Add to that a smooth, two-hour run-time that feels more satisfying than its predecessor, yet far from the overindulgent, bloated excesses of the likes of Civil War (2016) or Spectre (2015), and another powerful soundtrack from Tyler Bates and Joel J. Richard, and you have the complete action experience. While the original John Wick could be nitpicked for its rushed ending or low-budget faceoff between Reeves and that film’s antagonist, Michael Nyqvist, there’s nothing philosophically or artistically lacking in this picture whatsoever. It goes without saying that the film isn’t for everyone, but like the greats of any genre from any generation of filmmaking, you can recommend it to most anyone. It is time action junkies gave up their cynicism for modern action filmmaking and celebrated its official return.
SUMMARY & RECOMMENDATION: John Wick: Chapter 2 is as stylish as the coldest noir crime drama and as action-packed as the most visceral martial arts or shoot-’em-up flick. Keanu Reeves is integral to this story’s chemistry, but he’s helped by an admirable supporting cast, slick production values, a terrific audioscape, and meticulous editing. Its narrative conveys a fascinating world that enriches its characters and extends naturally from its impressive prequel. Not only is this a terrific action film, it is also the perfect sequel.
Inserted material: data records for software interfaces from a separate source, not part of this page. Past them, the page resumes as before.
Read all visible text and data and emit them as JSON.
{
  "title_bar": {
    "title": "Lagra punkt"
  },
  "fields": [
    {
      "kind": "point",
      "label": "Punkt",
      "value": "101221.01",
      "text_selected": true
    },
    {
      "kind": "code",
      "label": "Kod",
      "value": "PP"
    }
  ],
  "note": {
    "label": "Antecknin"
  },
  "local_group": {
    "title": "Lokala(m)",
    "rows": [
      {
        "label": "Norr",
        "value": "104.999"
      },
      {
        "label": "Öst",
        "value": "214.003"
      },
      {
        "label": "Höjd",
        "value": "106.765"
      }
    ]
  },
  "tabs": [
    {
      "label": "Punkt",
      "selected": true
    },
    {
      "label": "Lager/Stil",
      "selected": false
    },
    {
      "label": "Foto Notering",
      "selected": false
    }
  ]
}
—> John Wick’s second chapter comes RECOMMENDED.
? You know what, John? I think you’re addicted to it, to the vengeance. No wife, no life, no home… vengeance is all you have.
I keep seeing trailers of this on Youtube. It all looks very breathless, but I’m keen to see it for how they handle what you describe as a ‘universe of clandestine assassin organizations and intelligent, dare I say “classy” organized crime protocol.’ I think these films live and die by the quality of their villains; get it right, get them right, and it’s hard to go wrong.
If you’re in the mood for action, particularly action taking place in a memorable setting, I can’t recommend these movies enough. They feel very much like throwback “shoot ’em ups” from the ’80s, but with an Eastern martial arts vibe and a noir aesthetic. I believe even their Wikipedia articles describe theme as ‘neo-noir action.’